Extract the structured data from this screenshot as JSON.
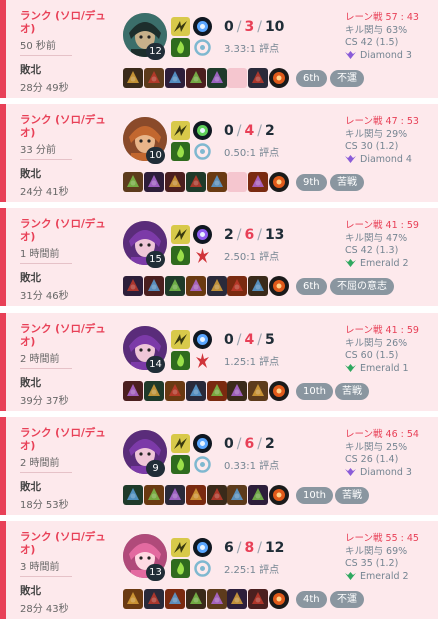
{
  "colors": {
    "loss": "#e84057",
    "row_bg": "#fde9ec",
    "badge_bg": "#8a96a0",
    "text_dark": "#202d37"
  },
  "matches": [
    {
      "queue": "ランク (ソロ/デュオ)",
      "time_ago": "50 秒前",
      "result": "敗北",
      "duration": "28分 49秒",
      "champion_icon": "champion-male-portrait",
      "level": "12",
      "spells": [
        "flash",
        "ignite"
      ],
      "runes": [
        "keystone-blue",
        "precision-secondary"
      ],
      "kda": {
        "k": "0",
        "d": "3",
        "a": "10"
      },
      "ratio": "3.33:1 評点",
      "laning": "レーン戦 57 : 43",
      "kp": "キル関与 63%",
      "cs": "CS 42 (1.5)",
      "rank": "Diamond 3",
      "rank_tier": "diamond",
      "items": [
        "item-1",
        "item-2",
        "item-3",
        "item-4",
        "item-5",
        "empty",
        "item-7",
        "ward"
      ],
      "badges": [
        "6th",
        "不運"
      ]
    },
    {
      "queue": "ランク (ソロ/デュオ)",
      "time_ago": "33 分前",
      "result": "敗北",
      "duration": "24分 41秒",
      "champion_icon": "champion-female-portrait",
      "level": "10",
      "spells": [
        "flash",
        "ignite"
      ],
      "runes": [
        "keystone-green",
        "precision-secondary"
      ],
      "kda": {
        "k": "0",
        "d": "4",
        "a": "2"
      },
      "ratio": "0.50:1 評点",
      "laning": "レーン戦 47 : 53",
      "kp": "キル関与 29%",
      "cs": "CS 30 (1.2)",
      "rank": "Diamond 4",
      "rank_tier": "diamond",
      "items": [
        "item-1",
        "item-2",
        "item-3",
        "item-4",
        "item-5",
        "empty",
        "item-7",
        "ward"
      ],
      "badges": [
        "9th",
        "苦戦"
      ]
    },
    {
      "queue": "ランク (ソロ/デュオ)",
      "time_ago": "1 時間前",
      "result": "敗北",
      "duration": "31分 46秒",
      "champion_icon": "champion-purple-portrait",
      "level": "15",
      "spells": [
        "flash",
        "ignite"
      ],
      "runes": [
        "keystone-purple",
        "domination-secondary"
      ],
      "kda": {
        "k": "2",
        "d": "6",
        "a": "13"
      },
      "ratio": "2.50:1 評点",
      "laning": "レーン戦 41 : 59",
      "kp": "キル関与 47%",
      "cs": "CS 42 (1.3)",
      "rank": "Emerald 2",
      "rank_tier": "emerald",
      "items": [
        "item-1",
        "item-2",
        "item-3",
        "item-4",
        "item-5",
        "item-6",
        "item-7",
        "ward"
      ],
      "badges": [
        "6th",
        "不屈の意志"
      ]
    },
    {
      "queue": "ランク (ソロ/デュオ)",
      "time_ago": "2 時間前",
      "result": "敗北",
      "duration": "39分 37秒",
      "champion_icon": "champion-purple-portrait",
      "level": "14",
      "spells": [
        "flash",
        "ignite"
      ],
      "runes": [
        "keystone-blue",
        "domination-secondary"
      ],
      "kda": {
        "k": "0",
        "d": "4",
        "a": "5"
      },
      "ratio": "1.25:1 評点",
      "laning": "レーン戦 41 : 59",
      "kp": "キル関与 26%",
      "cs": "CS 60 (1.5)",
      "rank": "Emerald 1",
      "rank_tier": "emerald",
      "items": [
        "item-1",
        "item-2",
        "item-3",
        "item-4",
        "item-5",
        "item-6",
        "item-7",
        "ward"
      ],
      "badges": [
        "10th",
        "苦戦"
      ]
    },
    {
      "queue": "ランク (ソロ/デュオ)",
      "time_ago": "2 時間前",
      "result": "敗北",
      "duration": "18分 53秒",
      "champion_icon": "champion-purple-portrait",
      "level": "9",
      "spells": [
        "flash",
        "ignite"
      ],
      "runes": [
        "keystone-blue",
        "precision-secondary"
      ],
      "kda": {
        "k": "0",
        "d": "6",
        "a": "2"
      },
      "ratio": "0.33:1 評点",
      "laning": "レーン戦 46 : 54",
      "kp": "キル関与 25%",
      "cs": "CS 26 (1.4)",
      "rank": "Diamond 3",
      "rank_tier": "diamond",
      "items": [
        "item-1",
        "item-2",
        "item-3",
        "item-4",
        "item-5",
        "item-6",
        "item-7",
        "ward"
      ],
      "badges": [
        "10th",
        "苦戦"
      ]
    },
    {
      "queue": "ランク (ソロ/デュオ)",
      "time_ago": "3 時間前",
      "result": "敗北",
      "duration": "28分 43秒",
      "champion_icon": "champion-pink-portrait",
      "level": "13",
      "spells": [
        "flash",
        "ignite"
      ],
      "runes": [
        "keystone-blue",
        "precision-secondary"
      ],
      "kda": {
        "k": "6",
        "d": "8",
        "a": "12"
      },
      "ratio": "2.25:1 評点",
      "laning": "レーン戦 55 : 45",
      "kp": "キル関与 69%",
      "cs": "CS 35 (1.2)",
      "rank": "Emerald 2",
      "rank_tier": "emerald",
      "items": [
        "item-1",
        "item-2",
        "item-3",
        "item-4",
        "item-5",
        "item-6",
        "item-7",
        "ward"
      ],
      "badges": [
        "4th",
        "不運"
      ]
    }
  ]
}
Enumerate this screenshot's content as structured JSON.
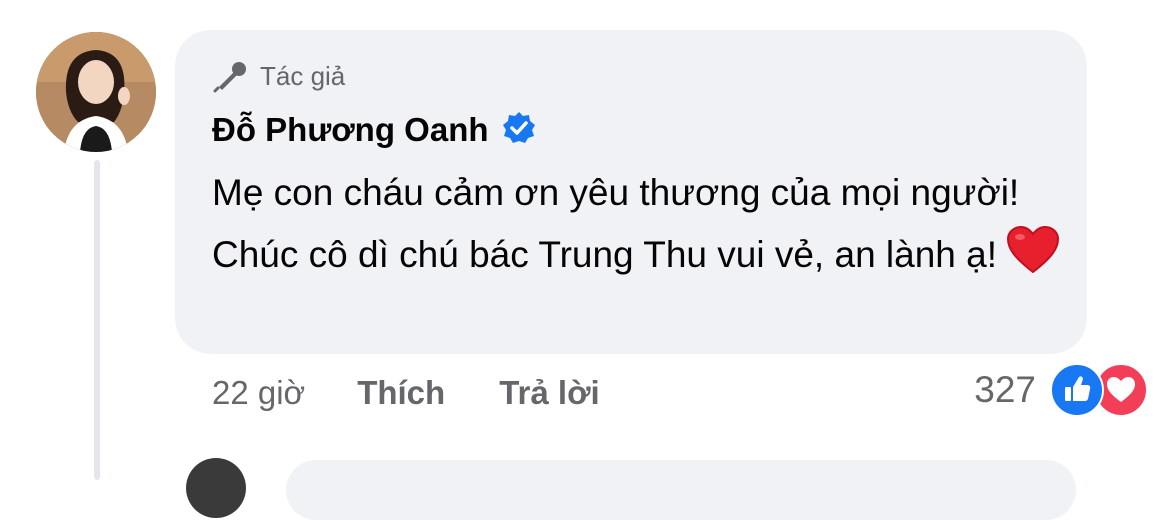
{
  "comment": {
    "author_badge": "Tác giả",
    "author_name": "Đỗ Phương Oanh",
    "verified": true,
    "text": "Mẹ con cháu cảm ơn yêu thương của mọi người! Chúc cô dì chú bác Trung Thu vui vẻ, an lành ạ!",
    "emoji": "heart",
    "time": "22 giờ",
    "like_label": "Thích",
    "reply_label": "Trả lời",
    "reaction_count": "327",
    "reactions": [
      "like",
      "love"
    ]
  },
  "colors": {
    "bubble": "#f0f2f5",
    "secondary_text": "#65676b",
    "verified_blue": "#1877f2",
    "like_blue": "#1877f2",
    "love_red": "#f33e58"
  }
}
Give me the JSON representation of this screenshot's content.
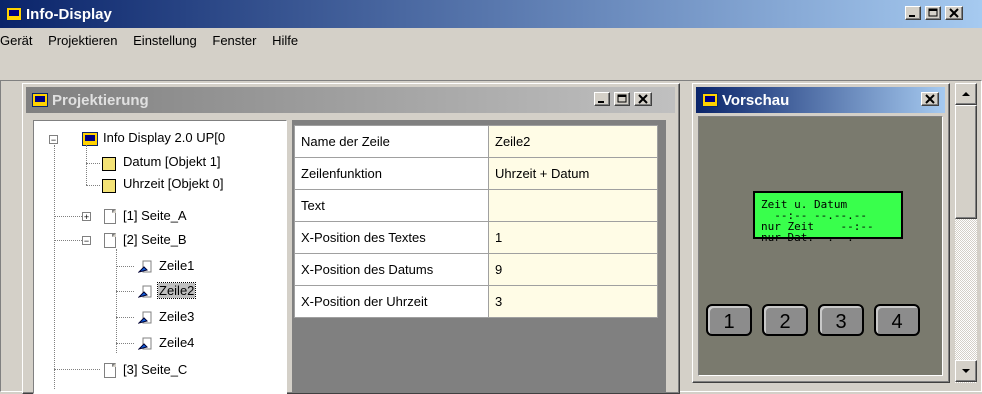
{
  "app": {
    "title": "Info-Display"
  },
  "menu": [
    "Gerät",
    "Projektieren",
    "Einstellung",
    "Fenster",
    "Hilfe"
  ],
  "projektierung": {
    "title": "Projektierung",
    "tree": {
      "root": "Info Display 2.0 UP[0",
      "items": [
        {
          "label": "Datum [Objekt 1]"
        },
        {
          "label": "Uhrzeit [Objekt 0]"
        },
        {
          "label": "[1] Seite_A"
        },
        {
          "label": "[2] Seite_B"
        },
        {
          "label": "Zeile1"
        },
        {
          "label": "Zeile2"
        },
        {
          "label": "Zeile3"
        },
        {
          "label": "Zeile4"
        },
        {
          "label": "[3] Seite_C"
        }
      ]
    },
    "properties": [
      {
        "name": "Name der Zeile",
        "value": "Zeile2"
      },
      {
        "name": "Zeilenfunktion",
        "value": "Uhrzeit + Datum"
      },
      {
        "name": "Text",
        "value": ""
      },
      {
        "name": "X-Position des Textes",
        "value": "1"
      },
      {
        "name": "X-Position des Datums",
        "value": "9"
      },
      {
        "name": "X-Position der Uhrzeit",
        "value": "3"
      }
    ]
  },
  "vorschau": {
    "title": "Vorschau",
    "lcd_lines": [
      "Zeit u. Datum",
      "  --:-- --.--.--",
      "nur Zeit    --:--",
      "nur Dat.--.--.--"
    ],
    "buttons": [
      "1",
      "2",
      "3",
      "4"
    ]
  },
  "colors": {
    "active_title": "#0a246a",
    "lcd_green": "#39ff4c",
    "value_cell": "#fffce6"
  }
}
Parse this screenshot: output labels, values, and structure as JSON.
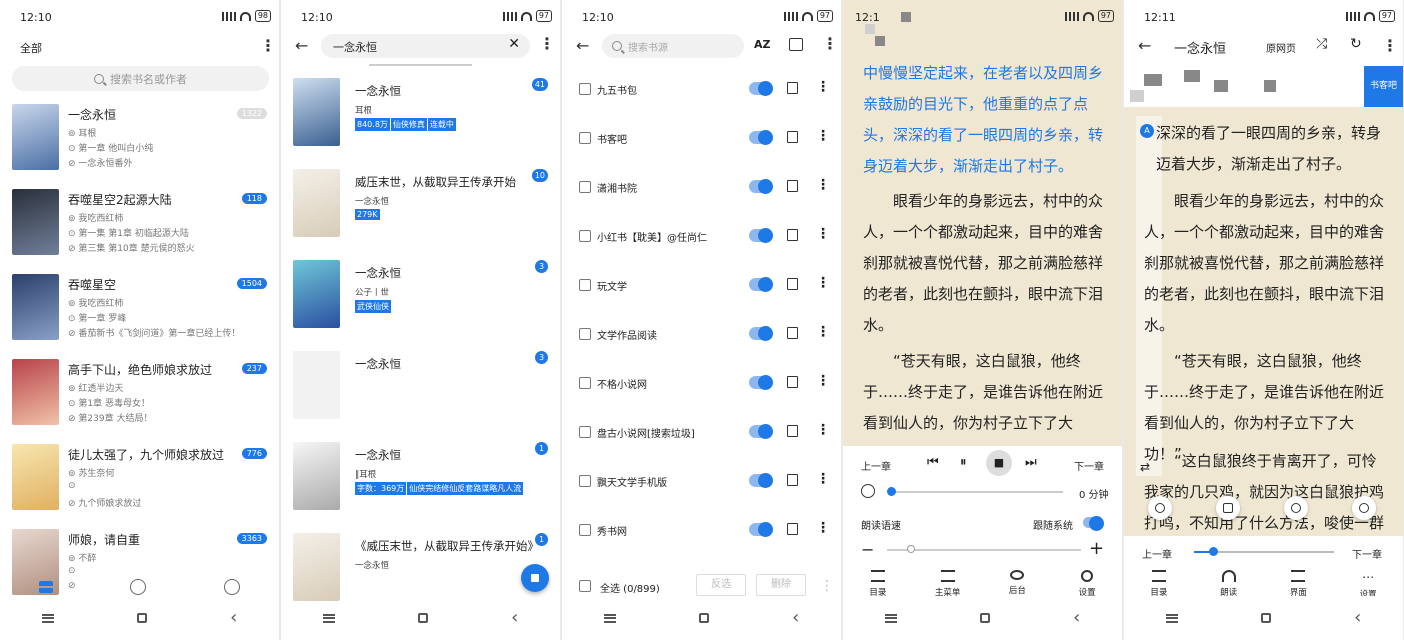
{
  "status": {
    "time1": "12:10",
    "time2": "12:10",
    "time3": "12:10",
    "time4": "12:1",
    "time5": "12:11",
    "battery1": "98",
    "battery2": "97",
    "battery3": "97",
    "battery4": "97",
    "battery5": "97"
  },
  "shelf": {
    "title": "全部",
    "search_placeholder": "搜索书名或作者",
    "books": [
      {
        "title": "一念永恒",
        "author": "耳根",
        "line1": "第一章 他叫白小纯",
        "line2": "一念永恒番外",
        "count": "1322",
        "count_gray": true
      },
      {
        "title": "吞噬星空2起源大陆",
        "author": "我吃西红柿",
        "line1": "第一集 第1章 初临起源大陆",
        "line2": "第三集 第10章 楚元侯的怒火",
        "count": "118"
      },
      {
        "title": "吞噬星空",
        "author": "我吃西红柿",
        "line1": "第一章 罗峰",
        "line2": "番茄新书《飞剑问道》第一章已经上传！",
        "count": "1504"
      },
      {
        "title": "高手下山，绝色师娘求放过",
        "author": "红透半边天",
        "line1": "第1章 恶毒母女！",
        "line2": "第239章 大结局！",
        "count": "237"
      },
      {
        "title": "徒儿太强了，九个师娘求放过",
        "author": "苏生奈何",
        "line1": "",
        "line2": "九个师娘求放过",
        "count": "776"
      },
      {
        "title": "师娘，请自重",
        "author": "不醉",
        "line1": "",
        "line2": "",
        "count": "3363"
      }
    ]
  },
  "search": {
    "query": "一念永恒",
    "results": [
      {
        "title": "一念永恒",
        "author": "耳根",
        "tags": [
          "840.8万",
          "仙侠修真",
          "连载中"
        ],
        "count": "41"
      },
      {
        "title": "威压末世，从截取异王传承开始",
        "author": "一念永恒",
        "tags": [
          "279K"
        ],
        "count": "10"
      },
      {
        "title": "一念永恒",
        "author": "公子丨世",
        "tags": [
          "武侠仙侠"
        ],
        "count": "3"
      },
      {
        "title": "一念永恒",
        "author": "",
        "tags": [],
        "count": "3"
      },
      {
        "title": "一念永恒",
        "author": "‖耳根",
        "tags": [
          "字数：369万",
          "仙侠完结修仙反套路谋略凡人流"
        ],
        "count": "1"
      },
      {
        "title": "《威压末世，从截取异王传承开始》",
        "author": "一念永恒",
        "tags": [],
        "count": "1"
      }
    ]
  },
  "sources": {
    "search_placeholder": "搜索书源",
    "sort_label": "AZ",
    "items": [
      "九五书包",
      "书客吧",
      "潇湘书院",
      "小红书【耽美】@任尚仁",
      "玩文学",
      "文学作品阅读",
      "不格小说网",
      "盘古小说网[搜索垃圾]",
      "飘天文学手机版",
      "秀书网"
    ],
    "select_all": "全选 (0/899)",
    "invert": "反选",
    "delete": "删除"
  },
  "reader1": {
    "blue_text": "中慢慢坚定起来，在老者以及四周乡亲鼓励的目光下，他重重的点了点头，深深的看了一眼四周的乡亲，转身迈着大步，渐渐走出了村子。",
    "para1": "眼看少年的身影远去，村中的众人，一个个都激动起来，目中的难舍刹那就被喜悦代替，那之前满脸慈祥的老者，此刻也在颤抖，眼中流下泪水。",
    "para2": "“苍天有眼，这白鼠狼，他终于……终于走了，是谁告诉他在附近看到仙人的，你为村子立下了大功！”",
    "prev": "上一章",
    "next": "下一章",
    "timer": "0 分钟",
    "speed": "朗读语速",
    "follow": "跟随系统",
    "menu": [
      "目录",
      "主菜单",
      "后台",
      "设置"
    ]
  },
  "reader2": {
    "title": "一念永恒",
    "origin": "原网页",
    "side_source": "书客吧",
    "text1": "深深的看了一眼四周的乡亲，转身迈着大步，渐渐走出了村子。",
    "para1": "眼看少年的身影远去，村中的众人，一个个都激动起来，目中的难舍刹那就被喜悦代替，那之前满脸慈祥的老者，此刻也在颤抖，眼中流下泪水。",
    "para2": "“苍天有眼，这白鼠狼，他终于……终于走了，是谁告诉他在附近看到仙人的，你为村子立下了大功！”",
    "para3": "“这白鼠狼终于肯离开了，可怜我家的几只鸡，就因为这白鼠狼护鸡打鸣，不知用了什么方法，唆使一群",
    "prev": "上一章",
    "next": "下一章",
    "menu": [
      "目录",
      "朗读",
      "界面",
      "设置"
    ]
  },
  "colors": {
    "accent": "#1e78e6",
    "reader_bg": "#efe7d2"
  }
}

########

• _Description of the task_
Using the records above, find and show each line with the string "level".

• _Response box_
      "level": "12",
      "level": "10",
      "level": "15",
      "level": "14",
      "level": "9",
      "level": "13",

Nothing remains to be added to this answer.